Life insurance is an agreement between an insurer and an insured individual, in which the insurer agrees to pay out a fixed amount of money to a specified beneficiary a predetermined amount of time after the insured person’s death, usually on an agreed term. In return, the beneficiary is obligated to pay out a regular amount of premiums. Depending on the terms of the contract, death of the insured person may also cause immediate payment. While the above is not really a thorough explanation of how life insurance works, you should be aware that life insurance benefits are generally a fixed sum of money paid out to the beneficiary at specific intervals.
Life insurance also incorporates investments, as does its cousin, universal life insurance. In both cases, the term may be specified for a fixed period in the case of life insurance, but investments within the policy itself can be a bit more flexible. This is because the policy will make payments to the invested funds, cumulatively. The resulting value of the portfolio is then used as the cash value, or face value, of the insurance coverage.
As with any other type of policy, life insurance policies also come in two basic types. There are “permanent” and “temporary” policies. Both of these types come with their own set of features and benefits. To explain the difference between the two, let’s take a look at the more common permanent policies first.
Permanent policies are designed to provide cover for a specified period of time. For instance, if a family is expecting an infant shortly before the birth, they may opt for a whole life insurance policy. The policyholder will be paid the lump sum amount upon the infant’s birth, regardless of when the child actually comes into the family’s life. Whole life insurance policies can last a lifetime, though they may cost significantly more than temporary ones. Temporary policies work similarly, but instead of paying out upon the successful birth of the infant, they pay out upon the first death of the insured adult.
After the first death, the family is then able to choose whether or not to renew the policy, with options to convert the plan into a variable life insurance plan, or to discontinue coverage. The adult children are then able to choose whether or not they want to convert the policy into a permanent plan. If they decide not to pass away during the initial term, they will be able to use the money that they have accumulated under the plan until they reach the age of one hundred. If they die during that period of time, they will receive the full benefit.

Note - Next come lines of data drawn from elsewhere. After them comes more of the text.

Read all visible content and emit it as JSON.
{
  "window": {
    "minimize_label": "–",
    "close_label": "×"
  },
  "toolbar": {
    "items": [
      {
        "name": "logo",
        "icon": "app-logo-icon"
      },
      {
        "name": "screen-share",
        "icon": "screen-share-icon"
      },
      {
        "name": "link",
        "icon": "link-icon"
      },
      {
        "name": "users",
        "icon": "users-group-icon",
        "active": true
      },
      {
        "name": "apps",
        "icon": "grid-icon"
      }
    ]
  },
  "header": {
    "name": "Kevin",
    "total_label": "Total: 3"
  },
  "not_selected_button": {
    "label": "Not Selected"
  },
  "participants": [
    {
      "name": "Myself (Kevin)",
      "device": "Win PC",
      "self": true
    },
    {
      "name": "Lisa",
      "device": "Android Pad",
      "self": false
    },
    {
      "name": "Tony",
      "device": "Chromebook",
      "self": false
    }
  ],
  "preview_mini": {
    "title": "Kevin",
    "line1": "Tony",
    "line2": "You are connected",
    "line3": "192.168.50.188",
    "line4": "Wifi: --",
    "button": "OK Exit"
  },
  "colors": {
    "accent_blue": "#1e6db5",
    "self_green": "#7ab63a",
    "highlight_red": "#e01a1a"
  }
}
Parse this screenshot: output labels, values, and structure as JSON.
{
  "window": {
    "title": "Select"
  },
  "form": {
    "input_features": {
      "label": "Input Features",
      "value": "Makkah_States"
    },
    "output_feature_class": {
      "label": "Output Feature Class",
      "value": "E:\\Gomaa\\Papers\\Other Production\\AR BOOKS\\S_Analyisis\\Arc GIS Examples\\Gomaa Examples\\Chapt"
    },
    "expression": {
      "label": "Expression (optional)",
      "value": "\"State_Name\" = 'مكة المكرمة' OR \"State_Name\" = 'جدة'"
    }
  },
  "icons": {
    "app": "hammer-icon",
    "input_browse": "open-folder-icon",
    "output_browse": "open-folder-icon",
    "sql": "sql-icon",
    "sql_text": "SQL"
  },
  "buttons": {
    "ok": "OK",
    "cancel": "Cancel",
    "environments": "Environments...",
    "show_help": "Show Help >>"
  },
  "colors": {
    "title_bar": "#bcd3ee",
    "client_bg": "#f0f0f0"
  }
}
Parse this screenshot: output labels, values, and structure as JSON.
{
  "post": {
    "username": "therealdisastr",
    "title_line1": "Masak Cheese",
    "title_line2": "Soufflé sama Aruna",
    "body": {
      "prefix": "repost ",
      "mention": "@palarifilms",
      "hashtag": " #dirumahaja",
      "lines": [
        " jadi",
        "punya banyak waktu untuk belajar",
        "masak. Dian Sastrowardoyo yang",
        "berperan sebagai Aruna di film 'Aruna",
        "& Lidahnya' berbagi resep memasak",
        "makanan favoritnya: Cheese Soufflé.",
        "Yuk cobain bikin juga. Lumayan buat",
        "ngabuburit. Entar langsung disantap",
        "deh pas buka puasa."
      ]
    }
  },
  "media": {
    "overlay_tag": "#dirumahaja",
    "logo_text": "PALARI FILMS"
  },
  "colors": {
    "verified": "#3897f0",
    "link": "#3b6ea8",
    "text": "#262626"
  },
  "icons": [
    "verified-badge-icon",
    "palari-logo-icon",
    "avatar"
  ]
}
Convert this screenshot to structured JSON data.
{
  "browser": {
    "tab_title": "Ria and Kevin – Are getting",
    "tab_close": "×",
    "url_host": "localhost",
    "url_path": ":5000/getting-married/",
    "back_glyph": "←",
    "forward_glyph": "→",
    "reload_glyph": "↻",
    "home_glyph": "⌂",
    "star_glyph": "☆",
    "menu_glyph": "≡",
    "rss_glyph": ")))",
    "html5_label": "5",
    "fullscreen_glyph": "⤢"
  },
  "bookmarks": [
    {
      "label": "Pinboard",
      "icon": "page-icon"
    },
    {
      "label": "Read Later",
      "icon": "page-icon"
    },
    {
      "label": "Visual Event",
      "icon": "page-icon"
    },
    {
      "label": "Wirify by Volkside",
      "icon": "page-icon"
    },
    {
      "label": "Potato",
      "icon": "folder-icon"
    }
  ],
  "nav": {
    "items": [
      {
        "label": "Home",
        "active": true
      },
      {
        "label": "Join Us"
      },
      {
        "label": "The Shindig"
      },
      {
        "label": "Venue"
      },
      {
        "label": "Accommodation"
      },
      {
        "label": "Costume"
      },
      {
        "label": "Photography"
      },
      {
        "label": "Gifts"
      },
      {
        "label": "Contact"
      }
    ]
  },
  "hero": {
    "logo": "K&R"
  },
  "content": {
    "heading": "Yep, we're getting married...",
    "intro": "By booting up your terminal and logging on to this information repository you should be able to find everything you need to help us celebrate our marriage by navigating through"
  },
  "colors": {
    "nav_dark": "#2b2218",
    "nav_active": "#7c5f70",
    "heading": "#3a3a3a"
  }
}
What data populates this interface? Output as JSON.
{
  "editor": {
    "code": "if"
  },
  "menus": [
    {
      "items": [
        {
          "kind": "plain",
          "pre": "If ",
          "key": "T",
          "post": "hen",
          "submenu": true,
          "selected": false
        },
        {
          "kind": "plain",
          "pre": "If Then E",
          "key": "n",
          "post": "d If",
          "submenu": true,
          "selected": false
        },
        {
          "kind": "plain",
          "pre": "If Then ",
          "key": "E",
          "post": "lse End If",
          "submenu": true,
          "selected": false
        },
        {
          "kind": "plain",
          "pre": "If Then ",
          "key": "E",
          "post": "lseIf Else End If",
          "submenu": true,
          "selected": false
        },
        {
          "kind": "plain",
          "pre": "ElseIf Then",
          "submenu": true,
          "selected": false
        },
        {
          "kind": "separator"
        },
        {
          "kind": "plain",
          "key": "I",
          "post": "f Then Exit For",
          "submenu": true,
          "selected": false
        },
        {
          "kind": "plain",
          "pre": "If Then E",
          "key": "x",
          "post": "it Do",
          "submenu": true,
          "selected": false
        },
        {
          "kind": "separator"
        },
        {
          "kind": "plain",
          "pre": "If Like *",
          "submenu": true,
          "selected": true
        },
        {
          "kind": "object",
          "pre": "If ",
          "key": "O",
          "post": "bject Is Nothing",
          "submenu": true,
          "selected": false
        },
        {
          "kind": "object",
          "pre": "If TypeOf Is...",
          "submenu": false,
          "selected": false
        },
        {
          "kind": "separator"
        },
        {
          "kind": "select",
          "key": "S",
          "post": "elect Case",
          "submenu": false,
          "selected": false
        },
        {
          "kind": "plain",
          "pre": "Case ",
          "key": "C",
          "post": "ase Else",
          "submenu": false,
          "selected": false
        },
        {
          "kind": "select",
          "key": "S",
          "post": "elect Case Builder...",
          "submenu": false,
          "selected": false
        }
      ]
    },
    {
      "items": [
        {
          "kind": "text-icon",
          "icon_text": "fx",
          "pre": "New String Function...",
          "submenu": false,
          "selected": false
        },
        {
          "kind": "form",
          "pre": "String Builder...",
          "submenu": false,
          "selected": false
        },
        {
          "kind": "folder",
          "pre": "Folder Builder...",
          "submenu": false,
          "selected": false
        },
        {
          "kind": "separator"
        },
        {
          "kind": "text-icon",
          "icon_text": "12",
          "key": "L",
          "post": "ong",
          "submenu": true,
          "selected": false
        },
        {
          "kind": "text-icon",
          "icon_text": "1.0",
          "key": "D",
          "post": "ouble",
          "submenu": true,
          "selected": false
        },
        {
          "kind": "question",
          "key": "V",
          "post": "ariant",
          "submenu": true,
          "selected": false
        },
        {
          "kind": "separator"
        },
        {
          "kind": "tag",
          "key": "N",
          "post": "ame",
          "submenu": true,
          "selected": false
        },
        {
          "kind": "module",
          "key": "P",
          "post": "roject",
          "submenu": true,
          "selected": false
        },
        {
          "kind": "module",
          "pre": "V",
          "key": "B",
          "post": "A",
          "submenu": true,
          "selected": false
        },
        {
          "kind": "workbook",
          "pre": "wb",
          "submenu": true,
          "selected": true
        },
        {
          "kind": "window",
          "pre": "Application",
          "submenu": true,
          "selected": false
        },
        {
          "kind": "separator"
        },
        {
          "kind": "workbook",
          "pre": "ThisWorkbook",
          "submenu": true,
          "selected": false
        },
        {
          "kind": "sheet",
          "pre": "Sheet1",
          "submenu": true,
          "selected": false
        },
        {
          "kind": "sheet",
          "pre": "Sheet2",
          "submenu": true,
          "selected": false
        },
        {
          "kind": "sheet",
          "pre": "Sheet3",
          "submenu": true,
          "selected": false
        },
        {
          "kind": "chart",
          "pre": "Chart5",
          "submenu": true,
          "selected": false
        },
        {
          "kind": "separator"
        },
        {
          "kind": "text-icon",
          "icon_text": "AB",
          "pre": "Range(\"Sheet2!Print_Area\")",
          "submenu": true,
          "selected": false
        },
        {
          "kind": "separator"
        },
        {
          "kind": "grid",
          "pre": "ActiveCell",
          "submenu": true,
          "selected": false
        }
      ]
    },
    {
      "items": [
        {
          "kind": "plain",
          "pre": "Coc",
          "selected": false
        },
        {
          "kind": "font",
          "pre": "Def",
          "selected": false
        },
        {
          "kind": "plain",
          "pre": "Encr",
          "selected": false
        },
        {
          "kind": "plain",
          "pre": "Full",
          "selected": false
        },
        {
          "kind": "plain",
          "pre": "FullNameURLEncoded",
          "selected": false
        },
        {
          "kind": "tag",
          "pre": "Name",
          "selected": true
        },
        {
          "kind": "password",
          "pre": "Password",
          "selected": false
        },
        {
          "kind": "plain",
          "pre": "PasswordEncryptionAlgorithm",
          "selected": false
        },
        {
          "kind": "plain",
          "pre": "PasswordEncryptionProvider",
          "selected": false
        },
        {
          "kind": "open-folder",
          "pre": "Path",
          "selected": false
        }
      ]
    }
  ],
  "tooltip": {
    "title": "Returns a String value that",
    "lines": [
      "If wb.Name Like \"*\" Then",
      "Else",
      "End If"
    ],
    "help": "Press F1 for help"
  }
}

Another option families have when it comes to life insurance plans is flexibility in premium payments. Usually, when a family takes out a policy they will select a premium payment that stays the same throughout the life of the policy. However, some companies are now offering flexible premium payments that will adjust upward based on increases in the inflation rate. In order to keep the cash value of their plan from diminishing too quickly, people can make constant premium payments throughout their lives. These constant premium payments allow their loved ones to not only maintain the cash value of the plan, but also build it up over time as if the individual were still alive.